Every line below that carries the word "Planning" needs to be copied.
== Segment start ==
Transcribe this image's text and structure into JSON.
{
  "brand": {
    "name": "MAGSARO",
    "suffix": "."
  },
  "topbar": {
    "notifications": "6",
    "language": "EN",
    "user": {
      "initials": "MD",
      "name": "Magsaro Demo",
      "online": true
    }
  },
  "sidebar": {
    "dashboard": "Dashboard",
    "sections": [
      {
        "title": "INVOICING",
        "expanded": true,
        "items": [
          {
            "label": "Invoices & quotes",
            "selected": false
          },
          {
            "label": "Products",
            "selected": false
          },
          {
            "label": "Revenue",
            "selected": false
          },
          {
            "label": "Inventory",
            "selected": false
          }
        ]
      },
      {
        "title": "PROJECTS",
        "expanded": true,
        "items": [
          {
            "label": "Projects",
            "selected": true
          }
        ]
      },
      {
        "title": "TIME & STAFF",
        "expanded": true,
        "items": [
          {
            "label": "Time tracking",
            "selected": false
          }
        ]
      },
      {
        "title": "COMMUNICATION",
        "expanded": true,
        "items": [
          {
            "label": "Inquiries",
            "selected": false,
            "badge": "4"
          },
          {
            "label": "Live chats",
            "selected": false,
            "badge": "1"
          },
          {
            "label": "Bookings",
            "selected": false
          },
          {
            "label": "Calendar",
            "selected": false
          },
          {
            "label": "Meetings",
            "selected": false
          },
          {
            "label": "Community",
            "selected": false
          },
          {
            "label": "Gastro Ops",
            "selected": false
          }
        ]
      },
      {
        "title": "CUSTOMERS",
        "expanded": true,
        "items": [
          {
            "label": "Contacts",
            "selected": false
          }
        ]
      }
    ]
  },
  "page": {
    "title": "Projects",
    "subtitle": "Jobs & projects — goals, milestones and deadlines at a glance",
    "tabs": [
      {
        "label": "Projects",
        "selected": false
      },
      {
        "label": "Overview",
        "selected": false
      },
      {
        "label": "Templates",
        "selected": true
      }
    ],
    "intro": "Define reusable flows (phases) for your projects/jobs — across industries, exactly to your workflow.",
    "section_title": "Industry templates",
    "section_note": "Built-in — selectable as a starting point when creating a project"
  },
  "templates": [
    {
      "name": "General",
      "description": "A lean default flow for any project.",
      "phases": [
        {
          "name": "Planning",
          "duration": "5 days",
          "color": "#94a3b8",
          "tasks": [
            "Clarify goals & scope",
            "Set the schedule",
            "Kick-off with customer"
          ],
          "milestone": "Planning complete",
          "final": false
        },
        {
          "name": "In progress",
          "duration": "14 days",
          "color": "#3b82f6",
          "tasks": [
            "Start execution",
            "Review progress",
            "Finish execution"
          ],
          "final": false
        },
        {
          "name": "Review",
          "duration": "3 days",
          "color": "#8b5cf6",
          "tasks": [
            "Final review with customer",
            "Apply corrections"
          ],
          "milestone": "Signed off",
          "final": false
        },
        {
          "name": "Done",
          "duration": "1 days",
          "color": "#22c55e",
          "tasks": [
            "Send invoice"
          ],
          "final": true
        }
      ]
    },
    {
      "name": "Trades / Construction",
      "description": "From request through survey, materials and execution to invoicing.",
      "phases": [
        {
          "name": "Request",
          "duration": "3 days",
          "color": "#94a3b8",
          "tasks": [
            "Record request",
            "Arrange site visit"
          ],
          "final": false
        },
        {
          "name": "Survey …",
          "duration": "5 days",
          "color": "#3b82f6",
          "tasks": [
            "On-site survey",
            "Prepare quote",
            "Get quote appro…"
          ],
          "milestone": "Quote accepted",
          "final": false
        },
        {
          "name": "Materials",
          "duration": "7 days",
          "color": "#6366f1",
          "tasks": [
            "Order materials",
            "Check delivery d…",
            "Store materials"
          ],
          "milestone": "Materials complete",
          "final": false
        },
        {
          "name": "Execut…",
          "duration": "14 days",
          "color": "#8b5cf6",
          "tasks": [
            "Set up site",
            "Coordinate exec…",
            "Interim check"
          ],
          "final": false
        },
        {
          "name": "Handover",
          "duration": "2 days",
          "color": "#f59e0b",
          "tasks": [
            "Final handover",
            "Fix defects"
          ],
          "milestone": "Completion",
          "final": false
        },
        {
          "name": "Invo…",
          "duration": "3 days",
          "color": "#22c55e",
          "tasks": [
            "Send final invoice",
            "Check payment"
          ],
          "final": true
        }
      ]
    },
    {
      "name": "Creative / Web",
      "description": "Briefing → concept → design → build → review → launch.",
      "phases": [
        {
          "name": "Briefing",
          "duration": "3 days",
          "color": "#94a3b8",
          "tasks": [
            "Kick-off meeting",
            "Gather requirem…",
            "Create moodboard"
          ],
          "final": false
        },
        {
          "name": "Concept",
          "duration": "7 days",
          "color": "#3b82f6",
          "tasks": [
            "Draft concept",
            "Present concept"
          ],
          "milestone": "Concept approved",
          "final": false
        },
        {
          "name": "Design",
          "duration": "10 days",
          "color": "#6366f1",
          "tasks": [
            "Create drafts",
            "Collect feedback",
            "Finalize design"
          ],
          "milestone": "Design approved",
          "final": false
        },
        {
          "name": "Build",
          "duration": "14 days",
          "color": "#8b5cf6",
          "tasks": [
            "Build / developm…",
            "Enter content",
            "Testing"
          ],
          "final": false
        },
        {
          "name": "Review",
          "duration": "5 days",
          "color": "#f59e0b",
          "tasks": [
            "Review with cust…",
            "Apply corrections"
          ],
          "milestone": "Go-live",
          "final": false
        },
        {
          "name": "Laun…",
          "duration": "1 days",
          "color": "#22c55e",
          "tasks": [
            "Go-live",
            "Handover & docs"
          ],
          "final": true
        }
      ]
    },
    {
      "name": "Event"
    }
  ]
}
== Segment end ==
## RESPONSE
          "name": "Planning",
          "milestone": "Planning complete",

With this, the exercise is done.